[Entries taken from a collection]
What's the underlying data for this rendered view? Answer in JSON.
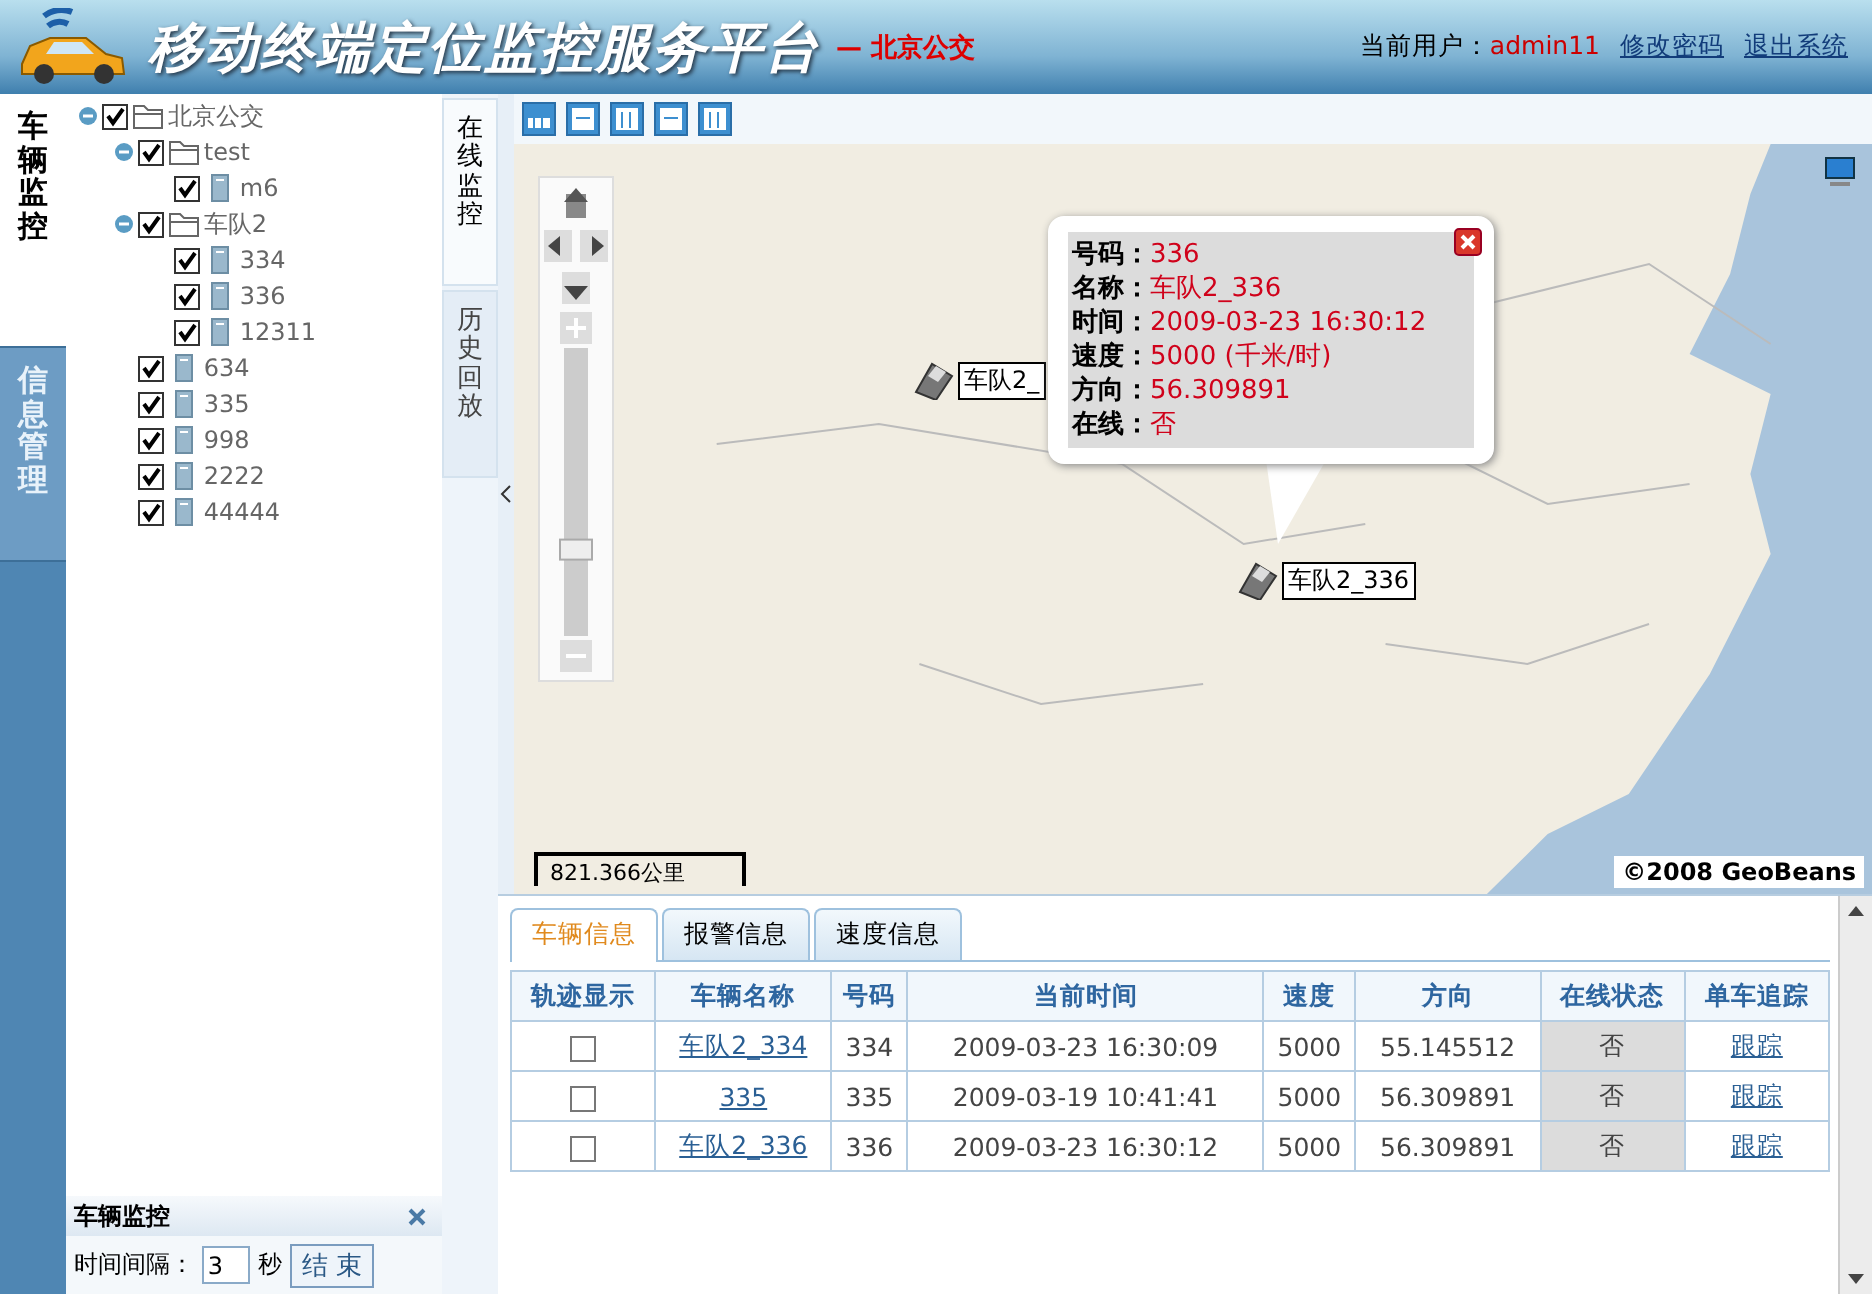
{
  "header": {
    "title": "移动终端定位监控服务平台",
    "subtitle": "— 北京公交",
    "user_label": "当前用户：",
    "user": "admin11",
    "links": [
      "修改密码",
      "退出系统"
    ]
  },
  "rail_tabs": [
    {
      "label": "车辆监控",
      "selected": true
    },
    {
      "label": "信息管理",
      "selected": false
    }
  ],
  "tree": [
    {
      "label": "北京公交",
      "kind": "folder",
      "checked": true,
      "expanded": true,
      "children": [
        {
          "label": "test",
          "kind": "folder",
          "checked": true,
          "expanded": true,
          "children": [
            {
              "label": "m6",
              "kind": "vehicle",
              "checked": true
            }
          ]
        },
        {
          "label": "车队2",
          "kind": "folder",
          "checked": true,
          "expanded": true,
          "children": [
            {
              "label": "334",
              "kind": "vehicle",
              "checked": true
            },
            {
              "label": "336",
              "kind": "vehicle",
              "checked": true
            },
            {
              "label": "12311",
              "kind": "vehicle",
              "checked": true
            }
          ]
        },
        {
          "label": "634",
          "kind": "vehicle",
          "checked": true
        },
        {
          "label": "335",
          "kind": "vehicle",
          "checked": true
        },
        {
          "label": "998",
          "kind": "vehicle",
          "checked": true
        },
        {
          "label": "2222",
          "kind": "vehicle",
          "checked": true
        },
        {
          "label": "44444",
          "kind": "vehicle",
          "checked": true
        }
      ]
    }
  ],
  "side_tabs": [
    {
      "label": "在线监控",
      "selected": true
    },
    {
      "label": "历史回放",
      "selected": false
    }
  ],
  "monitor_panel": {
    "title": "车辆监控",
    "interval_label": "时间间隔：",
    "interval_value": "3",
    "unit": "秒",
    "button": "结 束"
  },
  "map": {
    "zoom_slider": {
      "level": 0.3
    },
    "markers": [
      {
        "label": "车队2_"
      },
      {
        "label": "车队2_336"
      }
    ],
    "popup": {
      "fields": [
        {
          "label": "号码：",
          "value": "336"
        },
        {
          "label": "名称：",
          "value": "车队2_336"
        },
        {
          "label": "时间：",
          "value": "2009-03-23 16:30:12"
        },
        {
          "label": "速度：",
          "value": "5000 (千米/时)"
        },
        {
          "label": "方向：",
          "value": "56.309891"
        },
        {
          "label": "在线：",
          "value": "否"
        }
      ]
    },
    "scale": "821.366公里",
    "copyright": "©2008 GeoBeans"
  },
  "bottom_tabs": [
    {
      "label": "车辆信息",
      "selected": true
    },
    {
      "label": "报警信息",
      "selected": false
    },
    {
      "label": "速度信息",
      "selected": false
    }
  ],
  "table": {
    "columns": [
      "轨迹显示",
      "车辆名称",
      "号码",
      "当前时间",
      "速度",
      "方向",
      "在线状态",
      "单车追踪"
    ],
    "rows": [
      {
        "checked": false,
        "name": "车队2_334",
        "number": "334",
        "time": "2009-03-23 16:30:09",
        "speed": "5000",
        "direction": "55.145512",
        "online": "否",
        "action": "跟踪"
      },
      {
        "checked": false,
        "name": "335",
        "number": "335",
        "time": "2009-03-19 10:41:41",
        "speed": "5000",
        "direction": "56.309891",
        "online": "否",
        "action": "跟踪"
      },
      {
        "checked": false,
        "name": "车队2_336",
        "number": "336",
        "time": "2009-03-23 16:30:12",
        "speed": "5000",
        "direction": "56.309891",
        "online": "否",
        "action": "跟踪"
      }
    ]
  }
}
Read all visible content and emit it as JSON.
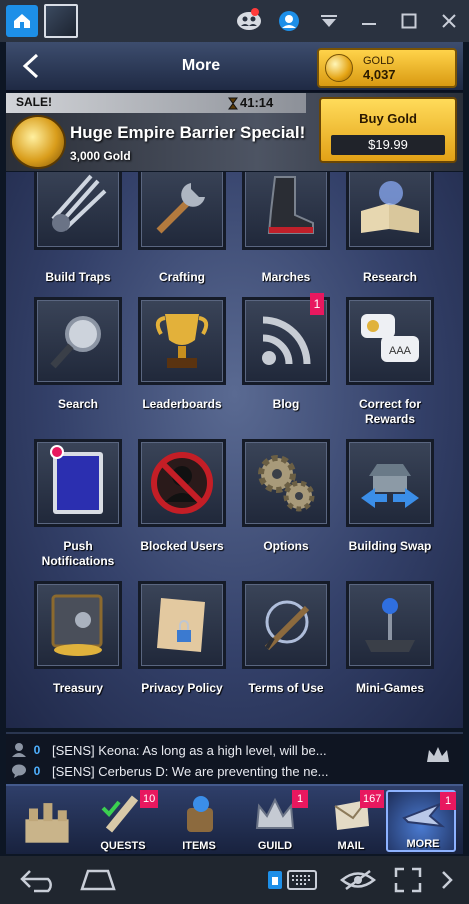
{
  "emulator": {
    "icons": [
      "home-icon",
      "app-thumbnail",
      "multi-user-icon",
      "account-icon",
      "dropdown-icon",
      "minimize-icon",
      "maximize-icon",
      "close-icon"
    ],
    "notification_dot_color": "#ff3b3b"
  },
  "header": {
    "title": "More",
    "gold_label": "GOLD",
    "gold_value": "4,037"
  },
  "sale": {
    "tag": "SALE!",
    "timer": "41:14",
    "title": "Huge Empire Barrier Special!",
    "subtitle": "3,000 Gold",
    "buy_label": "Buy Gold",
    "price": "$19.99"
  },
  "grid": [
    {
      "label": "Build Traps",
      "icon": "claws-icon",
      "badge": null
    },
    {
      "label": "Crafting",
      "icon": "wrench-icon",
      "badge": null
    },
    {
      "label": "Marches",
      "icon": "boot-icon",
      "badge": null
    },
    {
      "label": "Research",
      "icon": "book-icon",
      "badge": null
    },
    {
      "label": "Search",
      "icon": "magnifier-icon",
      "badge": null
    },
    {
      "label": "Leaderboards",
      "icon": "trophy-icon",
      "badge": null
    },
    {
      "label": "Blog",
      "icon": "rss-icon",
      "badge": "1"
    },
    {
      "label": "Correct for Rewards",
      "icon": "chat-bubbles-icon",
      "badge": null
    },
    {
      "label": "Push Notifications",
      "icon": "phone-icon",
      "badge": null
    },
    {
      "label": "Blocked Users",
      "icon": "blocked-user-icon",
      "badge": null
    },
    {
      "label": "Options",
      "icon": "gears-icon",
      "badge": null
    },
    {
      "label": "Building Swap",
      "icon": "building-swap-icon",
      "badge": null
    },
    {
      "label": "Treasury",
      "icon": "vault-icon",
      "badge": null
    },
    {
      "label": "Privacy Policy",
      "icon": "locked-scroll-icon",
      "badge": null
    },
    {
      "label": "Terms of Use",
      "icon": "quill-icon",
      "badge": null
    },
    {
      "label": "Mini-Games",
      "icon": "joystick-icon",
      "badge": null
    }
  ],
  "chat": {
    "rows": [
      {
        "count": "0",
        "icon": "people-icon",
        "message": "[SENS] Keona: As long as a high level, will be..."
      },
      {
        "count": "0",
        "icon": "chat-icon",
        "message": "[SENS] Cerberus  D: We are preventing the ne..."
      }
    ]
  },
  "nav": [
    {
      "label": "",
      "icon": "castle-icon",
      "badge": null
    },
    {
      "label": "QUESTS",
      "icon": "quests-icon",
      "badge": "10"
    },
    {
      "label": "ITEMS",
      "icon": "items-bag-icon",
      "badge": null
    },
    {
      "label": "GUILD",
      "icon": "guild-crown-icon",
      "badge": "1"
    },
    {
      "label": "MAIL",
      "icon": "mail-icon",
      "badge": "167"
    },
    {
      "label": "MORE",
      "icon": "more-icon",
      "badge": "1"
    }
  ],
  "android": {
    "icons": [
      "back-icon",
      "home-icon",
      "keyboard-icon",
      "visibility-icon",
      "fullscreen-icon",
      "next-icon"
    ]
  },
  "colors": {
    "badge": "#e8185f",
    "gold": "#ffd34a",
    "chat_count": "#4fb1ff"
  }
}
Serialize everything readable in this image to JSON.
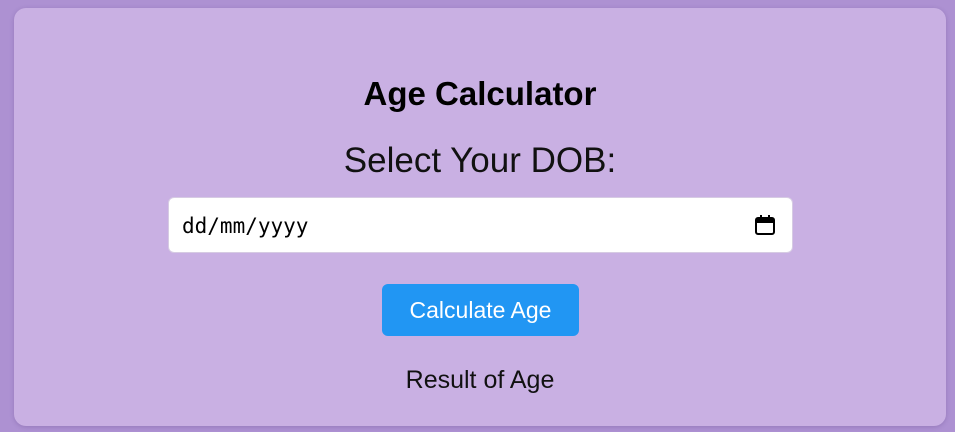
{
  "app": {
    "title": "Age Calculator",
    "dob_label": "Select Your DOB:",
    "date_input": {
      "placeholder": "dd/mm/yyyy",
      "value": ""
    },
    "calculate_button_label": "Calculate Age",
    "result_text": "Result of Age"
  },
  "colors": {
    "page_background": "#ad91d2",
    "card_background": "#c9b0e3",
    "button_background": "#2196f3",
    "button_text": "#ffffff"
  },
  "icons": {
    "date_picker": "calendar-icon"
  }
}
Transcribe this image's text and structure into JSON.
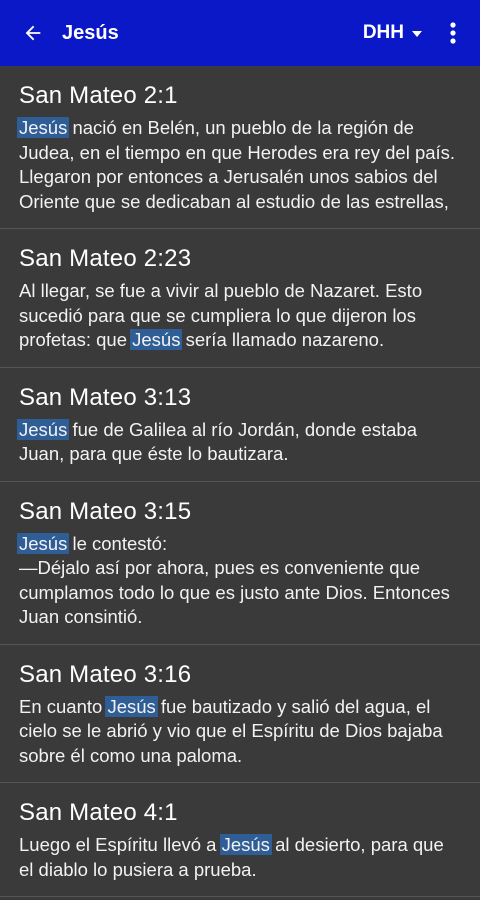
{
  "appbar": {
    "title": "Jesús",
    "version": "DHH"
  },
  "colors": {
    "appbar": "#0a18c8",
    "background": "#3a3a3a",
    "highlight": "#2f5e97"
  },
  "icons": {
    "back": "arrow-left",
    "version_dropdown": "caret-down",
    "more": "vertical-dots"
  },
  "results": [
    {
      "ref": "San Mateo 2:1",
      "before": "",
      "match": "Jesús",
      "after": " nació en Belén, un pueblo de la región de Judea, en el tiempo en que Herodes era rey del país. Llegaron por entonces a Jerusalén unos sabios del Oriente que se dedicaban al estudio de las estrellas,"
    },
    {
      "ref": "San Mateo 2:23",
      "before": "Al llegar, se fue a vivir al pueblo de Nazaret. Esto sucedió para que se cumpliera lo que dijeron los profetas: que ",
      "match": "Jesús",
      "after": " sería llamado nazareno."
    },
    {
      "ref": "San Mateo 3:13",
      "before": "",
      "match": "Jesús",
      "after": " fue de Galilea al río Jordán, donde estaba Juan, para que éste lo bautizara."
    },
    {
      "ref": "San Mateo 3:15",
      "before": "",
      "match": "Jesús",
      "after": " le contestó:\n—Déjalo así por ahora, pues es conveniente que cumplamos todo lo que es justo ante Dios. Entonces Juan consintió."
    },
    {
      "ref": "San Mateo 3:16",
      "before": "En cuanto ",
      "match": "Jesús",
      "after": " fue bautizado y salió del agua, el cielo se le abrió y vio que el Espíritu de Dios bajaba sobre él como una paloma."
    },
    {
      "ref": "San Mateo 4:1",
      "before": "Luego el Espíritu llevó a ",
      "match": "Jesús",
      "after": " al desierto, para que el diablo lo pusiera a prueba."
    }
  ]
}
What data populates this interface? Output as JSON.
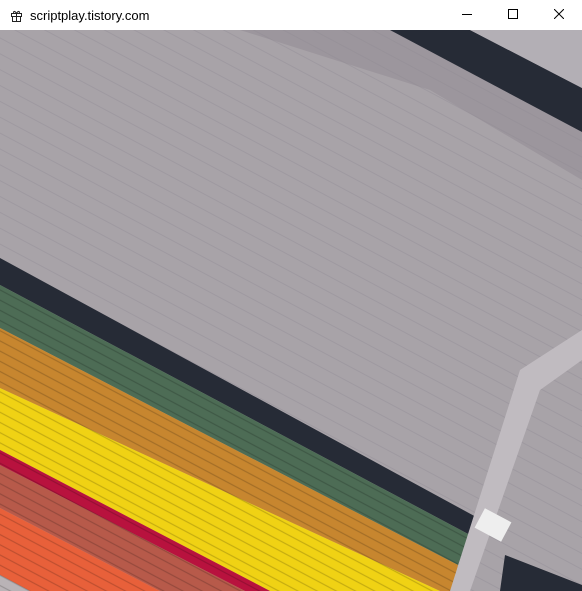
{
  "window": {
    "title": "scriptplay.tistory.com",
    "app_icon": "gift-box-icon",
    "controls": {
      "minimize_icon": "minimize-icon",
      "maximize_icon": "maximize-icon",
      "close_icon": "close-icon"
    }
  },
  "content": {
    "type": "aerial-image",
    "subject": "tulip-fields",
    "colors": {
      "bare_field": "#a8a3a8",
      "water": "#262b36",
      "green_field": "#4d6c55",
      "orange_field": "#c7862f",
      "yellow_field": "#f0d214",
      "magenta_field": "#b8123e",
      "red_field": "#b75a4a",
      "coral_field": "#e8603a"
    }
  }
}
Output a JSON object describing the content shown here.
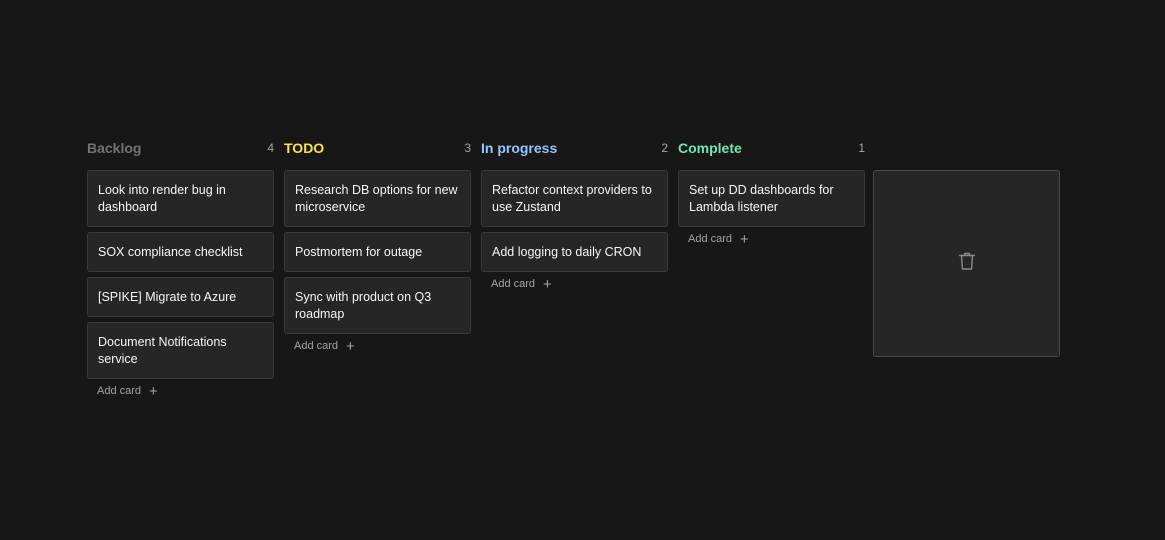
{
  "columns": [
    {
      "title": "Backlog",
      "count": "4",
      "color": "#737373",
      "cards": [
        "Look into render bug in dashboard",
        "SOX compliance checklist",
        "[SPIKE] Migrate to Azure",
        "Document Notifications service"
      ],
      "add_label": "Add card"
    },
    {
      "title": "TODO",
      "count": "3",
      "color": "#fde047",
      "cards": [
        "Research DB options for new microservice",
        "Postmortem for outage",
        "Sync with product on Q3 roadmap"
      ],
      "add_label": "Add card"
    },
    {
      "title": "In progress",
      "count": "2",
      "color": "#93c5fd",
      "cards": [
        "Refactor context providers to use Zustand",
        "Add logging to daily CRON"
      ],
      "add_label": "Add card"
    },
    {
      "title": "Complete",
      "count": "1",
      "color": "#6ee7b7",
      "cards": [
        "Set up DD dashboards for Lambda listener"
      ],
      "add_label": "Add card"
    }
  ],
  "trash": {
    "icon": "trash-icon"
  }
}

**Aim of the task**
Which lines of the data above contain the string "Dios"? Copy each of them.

**Expected output**
      "after": " le contestó:\n—Déjalo así por ahora, pues es conveniente que cumplamos todo lo que es justo ante Dios. Entonces Juan consintió."
      "after": " fue bautizado y salió del agua, el cielo se le abrió y vio que el Espíritu de Dios bajaba sobre él como una paloma."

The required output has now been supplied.